Record Data 1. Arrange the displays to see the table of “pH and Volume”. 2. Click the Startbutton to begin recording data. The Start button changes to a Keep button. • Note: Do not add any NaOHtitrant for the first reading. 3. When the pH value stabilizes, click Keep. Click the Tab key to move to the next row in the Table. 4. The Table display shows the first 'pH, Volume' pair in the first row. 5. Open the buret's valve and add some of the sodium hydroxide. Add enough titrantto raise the pH by about 0.15 units, and then close the valve. 6. After the titrant has been added and the pH reading stabilizes, type the total volume of sodium hydroxide added into the next row in the table and then click Keep. • Note: To read the volume, measure at the bottom of the meniscus of the sodium hydroxide solution in the buret.
6. After the titrant has been added and the pH reading stabilizes, type the total volume of sodium hydroxide added into the next row in the table and then click Keep. • Note: To read the volume, measure at the bottom of the meniscus of the sodium hydroxide solution in the buret. 7. Continue adding sodium hydroxide solution in amounts that raise the pH by about 0.15 units. Each time type in the total amount of sodium hydroxide added. 8. When pH 3.5 is reached, change to 2-drop increments. Continue to type in the total volume of sodium hydroxide added after each increment. 9. After pH 10.5 is reached, again add larger increments of sodium hydroxide (enough to raise the pH by about 0.15 units) and type in the total volume of sodium hydroxide added.
10. Continue adding sodium hydroxide until the pH stops changing. Click the Stop button to end data recording. 11. Turn off the magnetic stirrer. Remove the pH Sensor from the solution. Rinse the pH Sensor in distilled water and dry the sensor gently. 12. Dispose of the solution in the beaker as instructed. 13. If time permits, repeat the procedure. 14. Save your DataStudio file as your group members’ name to the location of Document>EDCP447>Chemistry folder.
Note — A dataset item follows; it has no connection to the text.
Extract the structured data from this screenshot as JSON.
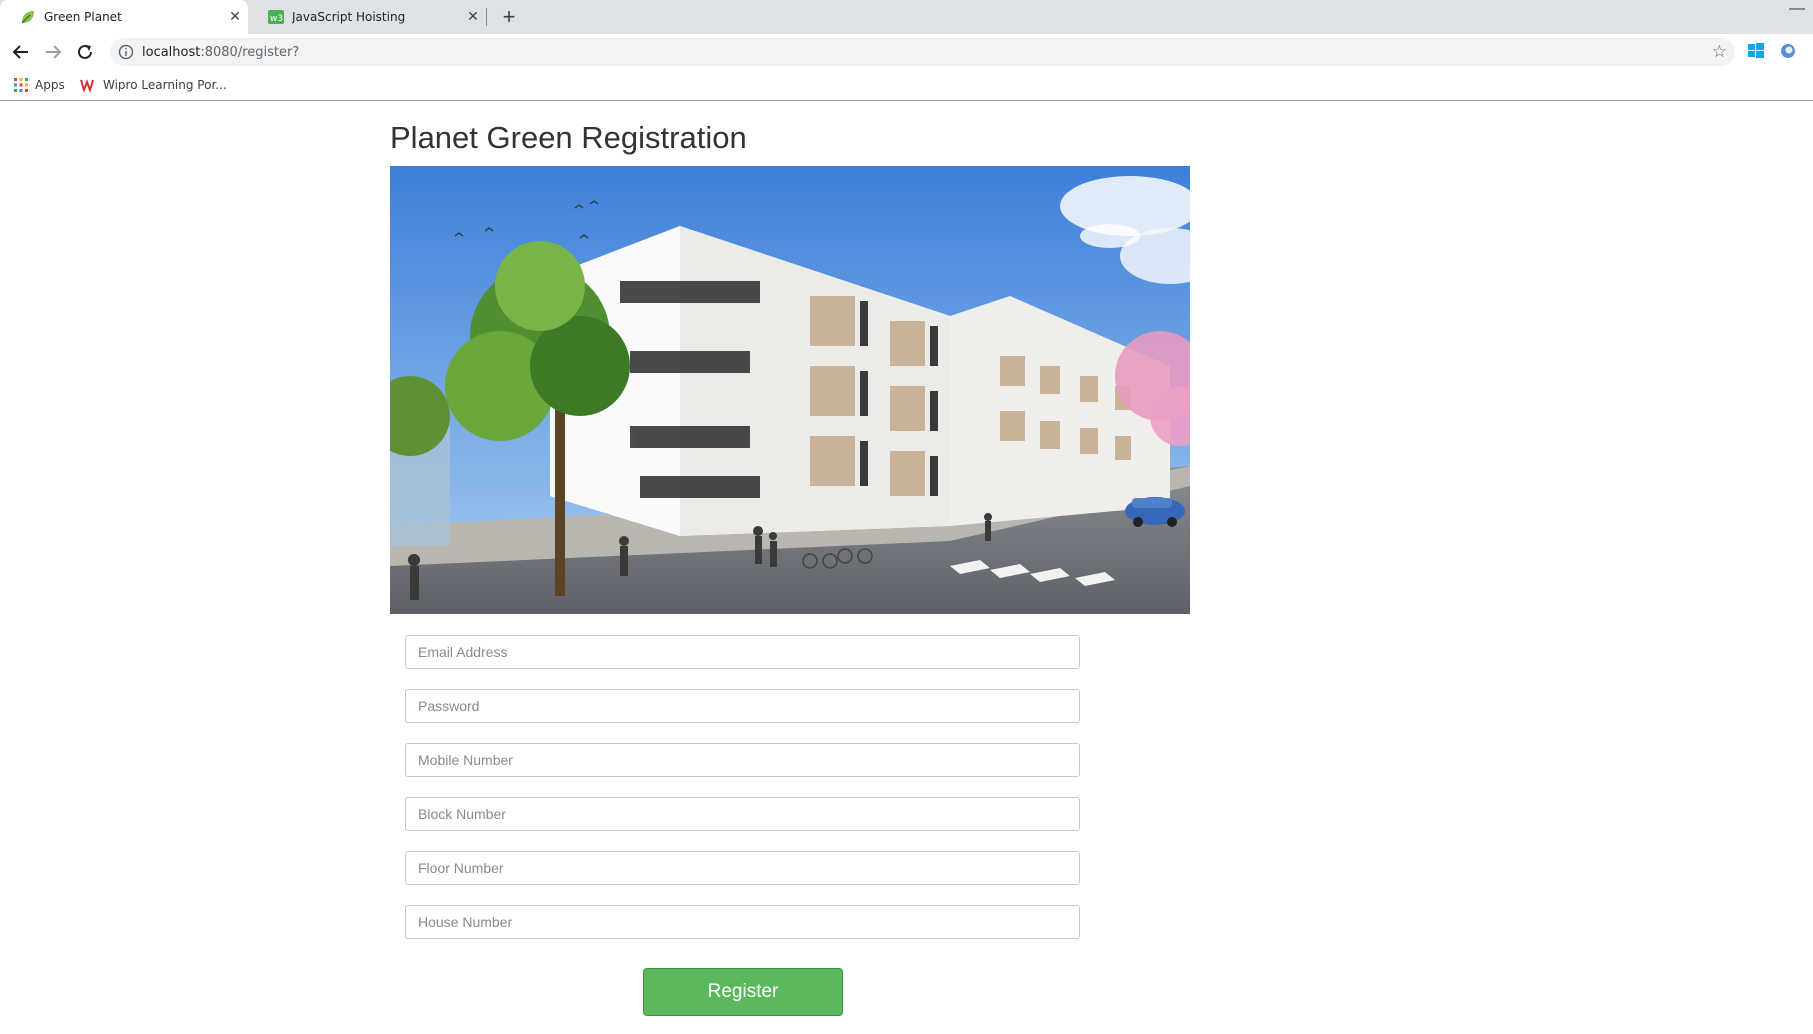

Analyze • Write a lab report using the Workbook in the Data Studio. 1. Insert your graph of pH versus Volume. 2. In your graph of pH versus Volume, use the Smart Tool to find the volume of titrant(sodium hydroxide solution) just before, just after, and at the equivalence point. Record your results in Table 1. 3-1. Use the values from Table 1, calculate the number of moles of NaOHused. Record the number in Table 2. 3-2. Move the Smart Tool cursor to the point on the plot where the pH is 7.0 (or as close as possible). Record the x-coordinate as the "NaOH volume added at the equivalence point” in Table 2. 4-1. Use the equation for the neutralization reaction to calculate the number of moles of HCl used. Record the number in Table 2. 4-2. The average of the volume of NaOH just before and just after the largest pH increase should be very close to the volume of NaOH added at pH = 7.